In addition, auditors found no receipts list or check log had been prepared. The situation increases the risk that officials could misstate revenue through intentional or unintentional errors, according to the report.
D.C. transportation spokesman Erik Linden said the department takes the audit findings "very seriously" and that officials have responded to the report in writing.
In the written response, Mohamed Mohamed, acting chief financial officer for government services, said officials have changed their budget process to "avoid a repeat of the payment difficulties encountered in 2006."
Mr. Mohamed also noted that a new funds manager has been appointed to oversee the program's financial management.
The report does not accuse any officials of fraud or abuse, but says several of the expenditures from the city's local roads fund should have come from other parts of the budget.
For example, auditors surveyed more than $14 million in expenses for fiscal years 2005 and 2006, finding that approximately $1.5 million should have been charged to the city's federal Highway Trust Fund.
In addition, auditors questioned why $161,965 in local road money had been spent on the settlement of a lawsuit, lease and maintenance of an office trailer, personnel services, repair of a snow managers' station and other non-road-related expenditures.
D.C. Council member Carol Schwartz, at-large Republican, requested the audit.

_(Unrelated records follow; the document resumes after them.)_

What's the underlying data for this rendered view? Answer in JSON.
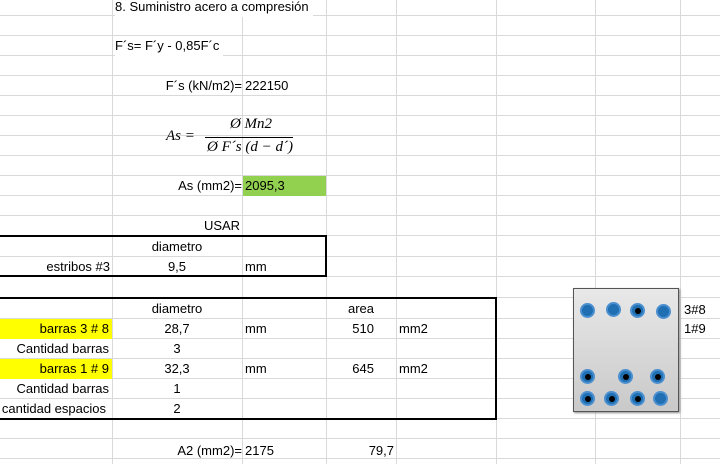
{
  "title": "8. Suministro acero a compresión",
  "fs_formula": "F´s= F´y - 0,85F´c",
  "fs_label": "F´s (kN/m2)=",
  "fs_value": "222150",
  "as_formula": {
    "lhs": "As =",
    "numerator": "Ø Mn2",
    "denominator": "Ø F´s (d − d´)"
  },
  "as_label": "As  (mm2)=",
  "as_value": "2095,3",
  "usar": "USAR",
  "estribos_table": {
    "header": "diametro",
    "row_label": "estribos #3",
    "value": "9,5",
    "unit": "mm"
  },
  "bars_table": {
    "headers": {
      "diametro": "diametro",
      "area": "area"
    },
    "rows": [
      {
        "label": "barras  3 # 8",
        "diametro": "28,7",
        "unit1": "mm",
        "area": "510",
        "unit2": "mm2"
      },
      {
        "label": "Cantidad barras",
        "diametro": "3"
      },
      {
        "label": "barras  1 # 9",
        "diametro": "32,3",
        "unit1": "mm",
        "area": "645",
        "unit2": "mm2"
      },
      {
        "label": "Cantidad barras",
        "diametro": "1"
      },
      {
        "label": "cantidad espacios",
        "diametro": "2"
      }
    ]
  },
  "a2_label": "A2 (mm2)=",
  "a2_value": "2175",
  "a2_extra": "79,7",
  "section_labels": [
    "3#8",
    "1#9"
  ],
  "colors": {
    "highlight_yellow": "#ffff00",
    "highlight_green": "#92d050",
    "rebar_blue": "#1f6fb2"
  }
}
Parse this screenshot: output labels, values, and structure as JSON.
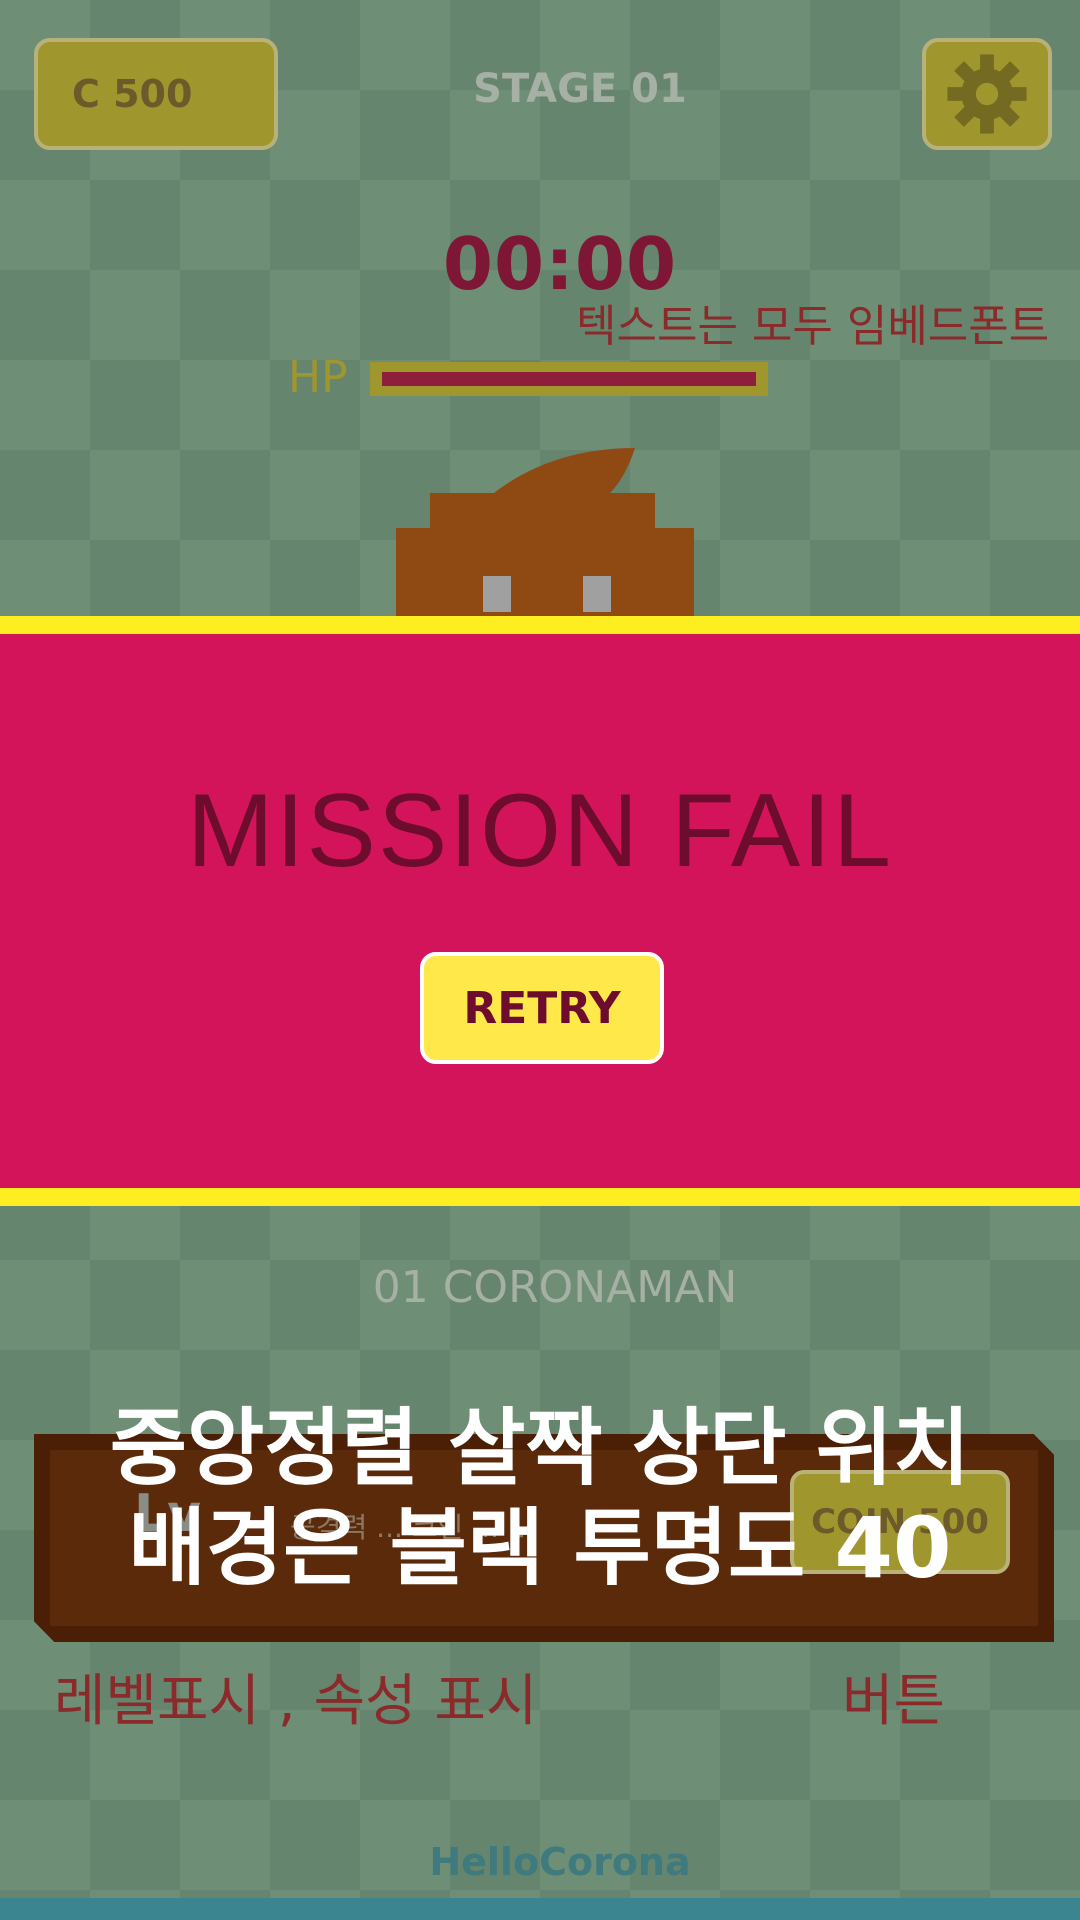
{
  "header": {
    "coins": "C 500",
    "stage": "STAGE 01",
    "settings_icon": "gear-icon"
  },
  "hud": {
    "timer": "00:00",
    "hp_label": "HP",
    "hp_fraction": 1.0,
    "note_font": "텍스트는 모두 임베드폰트"
  },
  "fail_panel": {
    "title": "MISSION FAIL",
    "retry_label": "RETRY"
  },
  "character": {
    "name": "01 CORONAMAN"
  },
  "info": {
    "level_label": "Lv",
    "stats_label": "공격력 ... 코인 ... 1",
    "cost_label": "COIN 500"
  },
  "notes": {
    "overlay": "중앙정렬 살짝 상단 위치\n배경은 블랙 투명도 40",
    "level_attr": "레벨표시 , 속성 표시",
    "button": "버튼"
  },
  "footer": {
    "title": "HelloCorona"
  },
  "colors": {
    "background": "#6e8f76",
    "panel": "#d4145a",
    "panel_border": "#fdee21",
    "button_yellow": "#ffe94a",
    "coin_box": "#a0962e",
    "character": "#8f4a14",
    "info_box": "#5b2a0a"
  }
}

"While not pleased with some of the findings, I am gratified that DDOT has responded positively to the recommendations," Mrs. Schwartz said yesterday. "I want to make sure there's integrity to the process and that's why I requested the audit."